▶ _What is needed_
Show every line in the records below that contains the word "true".

Dataset records

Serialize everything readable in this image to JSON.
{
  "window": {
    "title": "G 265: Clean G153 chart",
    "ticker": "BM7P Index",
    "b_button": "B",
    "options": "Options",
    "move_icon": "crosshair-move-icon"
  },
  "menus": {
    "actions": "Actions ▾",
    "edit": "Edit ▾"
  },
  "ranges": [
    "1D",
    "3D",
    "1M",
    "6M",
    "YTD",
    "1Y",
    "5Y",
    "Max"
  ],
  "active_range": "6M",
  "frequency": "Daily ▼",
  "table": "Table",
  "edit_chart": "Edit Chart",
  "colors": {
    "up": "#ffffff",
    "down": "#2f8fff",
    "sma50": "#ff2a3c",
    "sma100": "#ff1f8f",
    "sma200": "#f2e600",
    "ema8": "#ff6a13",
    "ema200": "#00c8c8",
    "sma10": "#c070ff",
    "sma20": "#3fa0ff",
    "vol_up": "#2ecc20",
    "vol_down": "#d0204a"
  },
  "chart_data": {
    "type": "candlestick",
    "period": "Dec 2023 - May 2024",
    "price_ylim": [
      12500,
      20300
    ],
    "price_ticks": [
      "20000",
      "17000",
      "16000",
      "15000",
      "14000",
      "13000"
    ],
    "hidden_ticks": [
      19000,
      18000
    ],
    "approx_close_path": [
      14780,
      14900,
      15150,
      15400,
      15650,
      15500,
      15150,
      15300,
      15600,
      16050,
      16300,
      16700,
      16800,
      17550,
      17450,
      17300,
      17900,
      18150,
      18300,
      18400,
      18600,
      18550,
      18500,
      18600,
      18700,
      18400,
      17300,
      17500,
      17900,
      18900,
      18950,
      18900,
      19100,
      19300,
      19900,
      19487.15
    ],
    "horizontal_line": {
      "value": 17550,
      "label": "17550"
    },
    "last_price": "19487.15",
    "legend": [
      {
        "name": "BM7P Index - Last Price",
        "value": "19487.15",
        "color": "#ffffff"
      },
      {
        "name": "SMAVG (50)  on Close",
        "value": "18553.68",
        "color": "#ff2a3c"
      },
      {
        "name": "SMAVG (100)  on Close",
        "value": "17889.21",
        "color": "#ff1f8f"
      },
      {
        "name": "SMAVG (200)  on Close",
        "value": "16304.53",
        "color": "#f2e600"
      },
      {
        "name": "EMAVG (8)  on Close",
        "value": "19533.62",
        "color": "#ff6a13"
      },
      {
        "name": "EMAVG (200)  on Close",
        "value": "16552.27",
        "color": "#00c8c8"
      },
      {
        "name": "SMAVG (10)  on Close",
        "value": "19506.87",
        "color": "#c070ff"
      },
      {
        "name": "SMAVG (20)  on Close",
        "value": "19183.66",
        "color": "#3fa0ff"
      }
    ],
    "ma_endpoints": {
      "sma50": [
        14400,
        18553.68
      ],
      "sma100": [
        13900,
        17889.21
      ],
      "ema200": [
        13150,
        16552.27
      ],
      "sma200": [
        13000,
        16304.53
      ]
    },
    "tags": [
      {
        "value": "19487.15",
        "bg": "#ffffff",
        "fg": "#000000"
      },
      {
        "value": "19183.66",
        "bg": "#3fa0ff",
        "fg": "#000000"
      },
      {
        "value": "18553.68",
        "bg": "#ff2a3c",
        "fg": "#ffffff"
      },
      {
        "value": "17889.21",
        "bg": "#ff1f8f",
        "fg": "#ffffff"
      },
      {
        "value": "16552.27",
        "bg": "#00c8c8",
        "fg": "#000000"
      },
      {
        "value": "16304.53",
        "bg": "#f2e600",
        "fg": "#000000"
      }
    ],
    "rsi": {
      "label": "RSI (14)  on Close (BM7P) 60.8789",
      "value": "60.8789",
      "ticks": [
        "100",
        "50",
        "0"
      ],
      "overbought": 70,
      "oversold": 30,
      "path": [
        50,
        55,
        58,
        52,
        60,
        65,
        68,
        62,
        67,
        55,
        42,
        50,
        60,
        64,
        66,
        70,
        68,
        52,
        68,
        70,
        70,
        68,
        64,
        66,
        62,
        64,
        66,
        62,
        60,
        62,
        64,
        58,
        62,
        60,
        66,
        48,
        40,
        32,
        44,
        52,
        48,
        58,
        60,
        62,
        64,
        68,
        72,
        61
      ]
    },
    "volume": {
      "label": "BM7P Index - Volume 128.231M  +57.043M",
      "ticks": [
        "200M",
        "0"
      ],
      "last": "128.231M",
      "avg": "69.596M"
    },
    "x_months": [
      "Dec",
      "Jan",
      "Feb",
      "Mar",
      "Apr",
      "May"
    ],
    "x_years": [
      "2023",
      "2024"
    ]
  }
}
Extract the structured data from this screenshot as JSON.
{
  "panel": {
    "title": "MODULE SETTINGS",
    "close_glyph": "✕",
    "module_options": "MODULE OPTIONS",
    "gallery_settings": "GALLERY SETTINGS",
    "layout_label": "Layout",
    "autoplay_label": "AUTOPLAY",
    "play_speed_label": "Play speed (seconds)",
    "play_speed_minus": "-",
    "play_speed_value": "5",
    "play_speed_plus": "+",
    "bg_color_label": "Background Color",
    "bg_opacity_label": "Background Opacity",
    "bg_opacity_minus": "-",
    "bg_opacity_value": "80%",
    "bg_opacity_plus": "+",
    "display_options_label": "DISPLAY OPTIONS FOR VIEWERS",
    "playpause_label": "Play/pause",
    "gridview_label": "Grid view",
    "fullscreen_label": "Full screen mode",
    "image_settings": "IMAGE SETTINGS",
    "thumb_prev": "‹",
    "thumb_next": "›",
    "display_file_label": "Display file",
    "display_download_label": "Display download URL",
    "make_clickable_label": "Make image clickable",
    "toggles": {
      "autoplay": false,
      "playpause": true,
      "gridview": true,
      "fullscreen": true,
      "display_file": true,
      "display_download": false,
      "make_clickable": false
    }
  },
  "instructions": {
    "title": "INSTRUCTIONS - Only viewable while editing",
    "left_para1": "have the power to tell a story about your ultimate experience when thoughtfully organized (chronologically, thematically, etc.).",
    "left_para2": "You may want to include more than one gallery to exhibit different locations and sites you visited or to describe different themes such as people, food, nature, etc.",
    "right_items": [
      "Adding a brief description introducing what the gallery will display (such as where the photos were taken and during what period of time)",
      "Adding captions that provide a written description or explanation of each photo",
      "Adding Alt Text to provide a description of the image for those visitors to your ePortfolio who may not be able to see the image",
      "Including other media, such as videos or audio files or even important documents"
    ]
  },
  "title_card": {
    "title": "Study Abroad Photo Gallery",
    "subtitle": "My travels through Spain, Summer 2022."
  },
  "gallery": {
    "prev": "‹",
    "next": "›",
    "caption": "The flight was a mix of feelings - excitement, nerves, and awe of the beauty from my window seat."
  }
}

▶ _Your response_
      "playpause": true,
      "gridview": true,
      "fullscreen": true,
      "display_file": true,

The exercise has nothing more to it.